This page discusses a small project called ekrProject created so I can explore issues relating to python packages. This project has clarified many confusing issues for me.

The ekrProject has the following organization:

ekrProject/ # top-level folder.  not a package.
    ekrProject/ # The ekrProject package.
        core # The ekrProject/core package.
            __init__.py
            mod1.py # a module
            leo.py # a module
        plugins # The ekrProject/plugins package.
            __init__.py
        __init__.py
    dist/ # Created by setup.py sdist.
        ekrProj-0.0.1.zip
    setup.py

Here is the contents of ekrProject/setup.py:

from distutils.core import setup
long_description = '''Project to test distribution issues for Leo.'''
version='0.0.1' # No spaces and no trailing comma.
setup (
    name='ekrProj',
    version=version,
    author='Edward K. Ream',
    author_email='edreamleo@yahoo.com',
    url='http://webpages.charter.net/edreamleo/front.html',
    download_url='',
    # py_modules=['ekrProj','core','plugins'],
    packages = ['ekrProj','ekrProj.core','ekrProj.plugins'],
    description = 'ekrProj',
    license='Python',
    platforms=['all',],
    long_description = long_description,
)

With the above organization, I can create a distribution in a completely standard way, and users can also install the distributed file in a standard way. The result is a leo package in Python's site-packages folders.

In detail, the steps are as follows.

  1. The distributor (me) runs:

    python setup.py sdist
    

This creates ekrProj-0.0.1.zip in the ekrProject/dist folder.

  1. Typically the user will download and unpack ekrProj-0.0.1.zip to <some folder>.

  2. Now the user runs this script from <some folder>ekrProj-0.0.1:

    python setup.py install
    

The point of this page is that this will create a leo package in the python/Lib/site-packages folder as we want.

Yes, all this seems pretty simple, but getting to this point took me a lot of thought.

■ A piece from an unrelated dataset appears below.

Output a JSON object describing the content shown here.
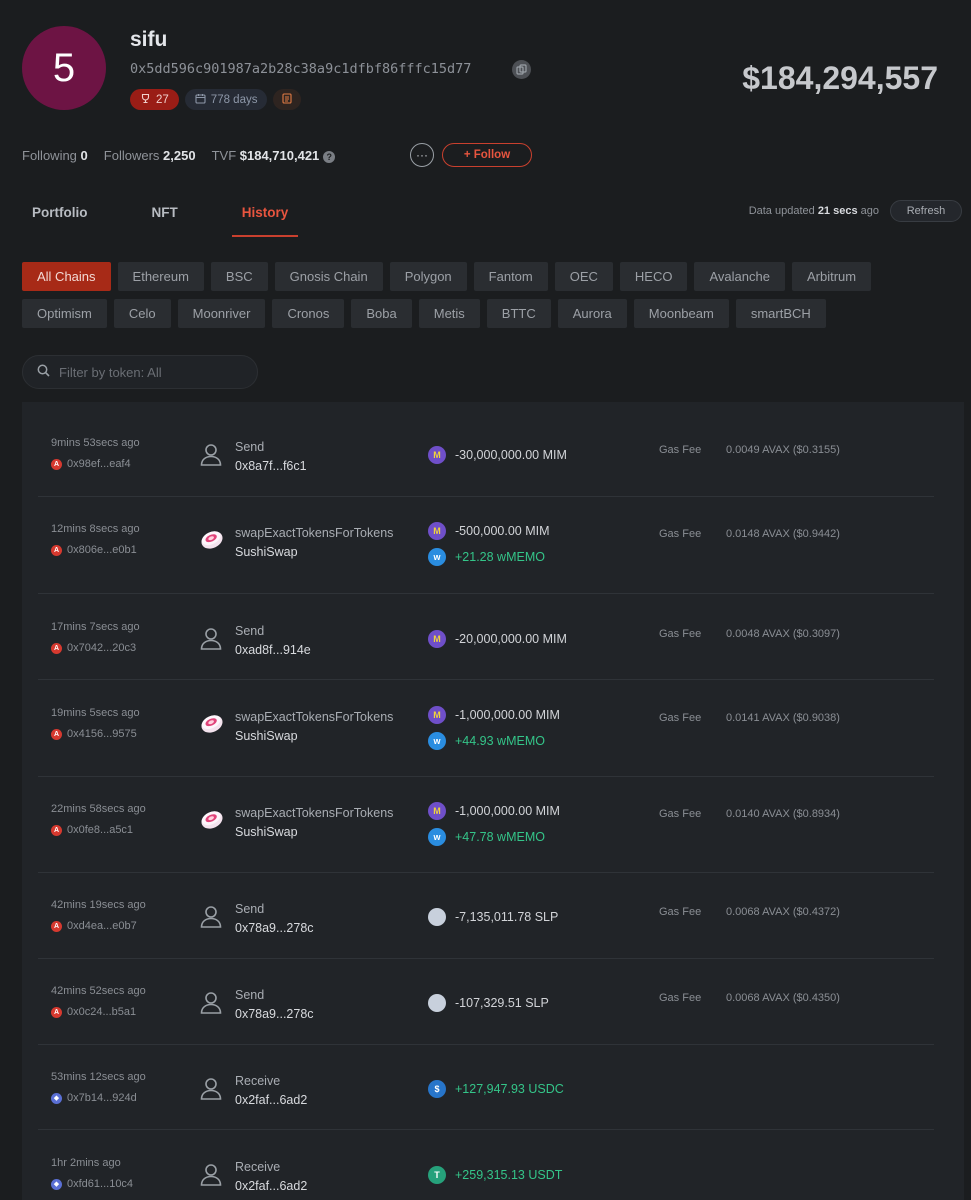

Important: setup.py presently specifies files simply by listing the packages to be included. This probably won't work for the real Leo distribution: a proper manifest.in file will probably have to be generated as is done at present.